Task item: Check each line below for the word "icon", and copy those that have it.

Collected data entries
====================

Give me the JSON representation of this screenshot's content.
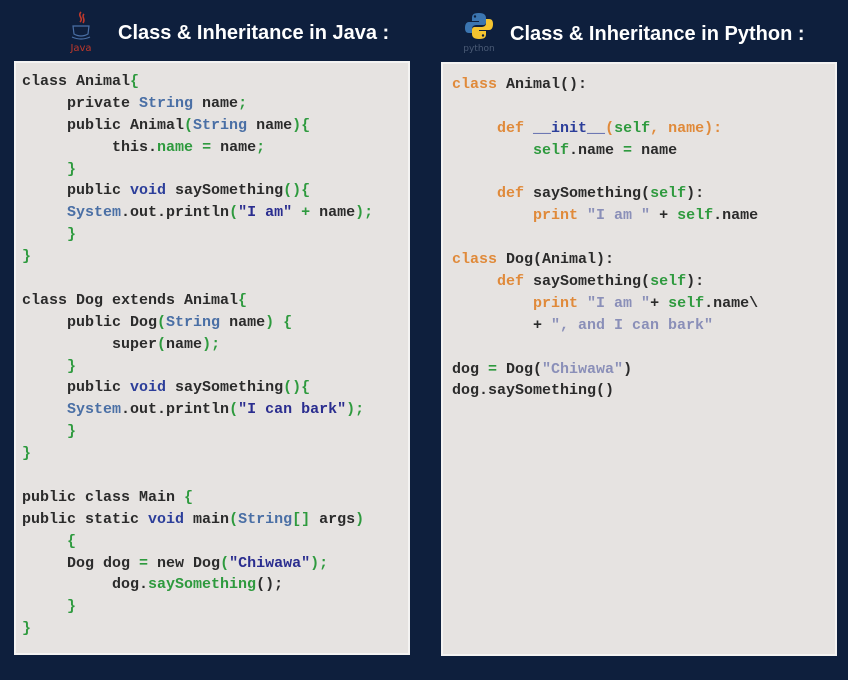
{
  "java": {
    "title": "Class & Inheritance in Java :",
    "logo_label": "Java",
    "logo_icon": "java-coffee-cup-icon",
    "code_lines": [
      [
        {
          "t": "class Animal",
          "c": ""
        },
        {
          "t": "{",
          "c": "grn"
        }
      ],
      [
        {
          "t": "     private ",
          "c": ""
        },
        {
          "t": "String",
          "c": "type-blue"
        },
        {
          "t": " name",
          "c": ""
        },
        {
          "t": ";",
          "c": "grn"
        }
      ],
      [
        {
          "t": "     public Animal",
          "c": ""
        },
        {
          "t": "(",
          "c": "grn"
        },
        {
          "t": "String",
          "c": "type-blue"
        },
        {
          "t": " name",
          "c": ""
        },
        {
          "t": "){",
          "c": "grn"
        }
      ],
      [
        {
          "t": "          this.",
          "c": ""
        },
        {
          "t": "name",
          "c": "grn"
        },
        {
          "t": " ",
          "c": ""
        },
        {
          "t": "=",
          "c": "grn"
        },
        {
          "t": " name",
          "c": ""
        },
        {
          "t": ";",
          "c": "grn"
        }
      ],
      [
        {
          "t": "     ",
          "c": ""
        },
        {
          "t": "}",
          "c": "grn"
        }
      ],
      [
        {
          "t": "     public ",
          "c": ""
        },
        {
          "t": "void",
          "c": "kw-blue"
        },
        {
          "t": " saySomething",
          "c": ""
        },
        {
          "t": "(){",
          "c": "grn"
        }
      ],
      [
        {
          "t": "     ",
          "c": ""
        },
        {
          "t": "System",
          "c": "type-blue"
        },
        {
          "t": ".out.println",
          "c": ""
        },
        {
          "t": "(",
          "c": "grn"
        },
        {
          "t": "\"I am\"",
          "c": "str-blue"
        },
        {
          "t": " ",
          "c": ""
        },
        {
          "t": "+",
          "c": "grn"
        },
        {
          "t": " name",
          "c": ""
        },
        {
          "t": ");",
          "c": "grn"
        }
      ],
      [
        {
          "t": "     ",
          "c": ""
        },
        {
          "t": "}",
          "c": "grn"
        }
      ],
      [
        {
          "t": "}",
          "c": "grn"
        }
      ],
      [
        {
          "t": "",
          "c": ""
        }
      ],
      [
        {
          "t": "class Dog extends Animal",
          "c": ""
        },
        {
          "t": "{",
          "c": "grn"
        }
      ],
      [
        {
          "t": "     public Dog",
          "c": ""
        },
        {
          "t": "(",
          "c": "grn"
        },
        {
          "t": "String",
          "c": "type-blue"
        },
        {
          "t": " name",
          "c": ""
        },
        {
          "t": ")",
          "c": "grn"
        },
        {
          "t": " ",
          "c": ""
        },
        {
          "t": "{",
          "c": "grn"
        }
      ],
      [
        {
          "t": "          super",
          "c": ""
        },
        {
          "t": "(",
          "c": "grn"
        },
        {
          "t": "name",
          "c": ""
        },
        {
          "t": ");",
          "c": "grn"
        }
      ],
      [
        {
          "t": "     ",
          "c": ""
        },
        {
          "t": "}",
          "c": "grn"
        }
      ],
      [
        {
          "t": "     public ",
          "c": ""
        },
        {
          "t": "void",
          "c": "kw-blue"
        },
        {
          "t": " saySomething",
          "c": ""
        },
        {
          "t": "(){",
          "c": "grn"
        }
      ],
      [
        {
          "t": "     ",
          "c": ""
        },
        {
          "t": "System",
          "c": "type-blue"
        },
        {
          "t": ".out.println",
          "c": ""
        },
        {
          "t": "(",
          "c": "grn"
        },
        {
          "t": "\"I can bark\"",
          "c": "str-blue"
        },
        {
          "t": ");",
          "c": "grn"
        }
      ],
      [
        {
          "t": "     ",
          "c": ""
        },
        {
          "t": "}",
          "c": "grn"
        }
      ],
      [
        {
          "t": "}",
          "c": "grn"
        }
      ],
      [
        {
          "t": "",
          "c": ""
        }
      ],
      [
        {
          "t": "public class Main ",
          "c": ""
        },
        {
          "t": "{",
          "c": "grn"
        }
      ],
      [
        {
          "t": "public static ",
          "c": ""
        },
        {
          "t": "void",
          "c": "kw-blue"
        },
        {
          "t": " main",
          "c": ""
        },
        {
          "t": "(",
          "c": "grn"
        },
        {
          "t": "String",
          "c": "type-blue"
        },
        {
          "t": "[]",
          "c": "grn"
        },
        {
          "t": " args",
          "c": ""
        },
        {
          "t": ")",
          "c": "grn"
        }
      ],
      [
        {
          "t": "     ",
          "c": ""
        },
        {
          "t": "{",
          "c": "grn"
        }
      ],
      [
        {
          "t": "     Dog dog ",
          "c": ""
        },
        {
          "t": "=",
          "c": "grn"
        },
        {
          "t": " new Dog",
          "c": ""
        },
        {
          "t": "(",
          "c": "grn"
        },
        {
          "t": "\"Chiwawa\"",
          "c": "str-blue"
        },
        {
          "t": ");",
          "c": "grn"
        }
      ],
      [
        {
          "t": "          dog.",
          "c": ""
        },
        {
          "t": "saySomething",
          "c": "grn"
        },
        {
          "t": "();",
          "c": ""
        }
      ],
      [
        {
          "t": "     ",
          "c": ""
        },
        {
          "t": "}",
          "c": "grn"
        }
      ],
      [
        {
          "t": "}",
          "c": "grn"
        }
      ]
    ]
  },
  "python": {
    "title": "Class & Inheritance in Python :",
    "logo_label": "python",
    "logo_icon": "python-snakes-icon",
    "code_lines": [
      [
        {
          "t": "class",
          "c": "py-kw"
        },
        {
          "t": " Animal():",
          "c": ""
        }
      ],
      [
        {
          "t": "",
          "c": ""
        }
      ],
      [
        {
          "t": "     ",
          "c": ""
        },
        {
          "t": "def",
          "c": "py-kw"
        },
        {
          "t": " ",
          "c": ""
        },
        {
          "t": "__init__",
          "c": "py-dunder"
        },
        {
          "t": "(",
          "c": "py-kw"
        },
        {
          "t": "self",
          "c": "py-self"
        },
        {
          "t": ",",
          "c": "py-kw"
        },
        {
          "t": " ",
          "c": ""
        },
        {
          "t": "name",
          "c": "py-kw"
        },
        {
          "t": "):",
          "c": "py-kw"
        }
      ],
      [
        {
          "t": "         ",
          "c": ""
        },
        {
          "t": "self",
          "c": "py-self"
        },
        {
          "t": ".name ",
          "c": ""
        },
        {
          "t": "=",
          "c": "grn"
        },
        {
          "t": " name",
          "c": ""
        }
      ],
      [
        {
          "t": "",
          "c": ""
        }
      ],
      [
        {
          "t": "     ",
          "c": ""
        },
        {
          "t": "def",
          "c": "py-kw"
        },
        {
          "t": " saySomething(",
          "c": ""
        },
        {
          "t": "self",
          "c": "py-self"
        },
        {
          "t": "):",
          "c": ""
        }
      ],
      [
        {
          "t": "         ",
          "c": ""
        },
        {
          "t": "print",
          "c": "py-kw"
        },
        {
          "t": " ",
          "c": ""
        },
        {
          "t": "\"I am \"",
          "c": "py-str"
        },
        {
          "t": " + ",
          "c": ""
        },
        {
          "t": "self",
          "c": "py-self"
        },
        {
          "t": ".name",
          "c": ""
        }
      ],
      [
        {
          "t": "",
          "c": ""
        }
      ],
      [
        {
          "t": "class",
          "c": "py-kw"
        },
        {
          "t": " Dog(Animal):",
          "c": ""
        }
      ],
      [
        {
          "t": "     ",
          "c": ""
        },
        {
          "t": "def",
          "c": "py-kw"
        },
        {
          "t": " saySomething(",
          "c": ""
        },
        {
          "t": "self",
          "c": "py-self"
        },
        {
          "t": "):",
          "c": ""
        }
      ],
      [
        {
          "t": "         ",
          "c": ""
        },
        {
          "t": "print",
          "c": "py-kw"
        },
        {
          "t": " ",
          "c": ""
        },
        {
          "t": "\"I am \"",
          "c": "py-str"
        },
        {
          "t": "+ ",
          "c": ""
        },
        {
          "t": "self",
          "c": "py-self"
        },
        {
          "t": ".name\\",
          "c": ""
        }
      ],
      [
        {
          "t": "         + ",
          "c": ""
        },
        {
          "t": "\", and I can bark\"",
          "c": "py-str"
        }
      ],
      [
        {
          "t": "",
          "c": ""
        }
      ],
      [
        {
          "t": "dog ",
          "c": ""
        },
        {
          "t": "=",
          "c": "grn"
        },
        {
          "t": " Dog(",
          "c": ""
        },
        {
          "t": "\"Chiwawa\"",
          "c": "py-str"
        },
        {
          "t": ")",
          "c": ""
        }
      ],
      [
        {
          "t": "dog.saySomething()",
          "c": ""
        }
      ]
    ]
  },
  "colors": {
    "background": "#0e1f3d",
    "panel": "#e6e3e1",
    "code_default": "#2b2b2b",
    "java_green": "#2e9a3e",
    "java_type_blue": "#4a6fa5",
    "java_keyword_blue": "#2c3e9a",
    "python_keyword_orange": "#e08a3a",
    "python_string_lavender": "#8a8fb8"
  }
}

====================

Your response:
    "logo_icon": "java-coffee-cup-icon",
    "logo_icon": "python-snakes-icon",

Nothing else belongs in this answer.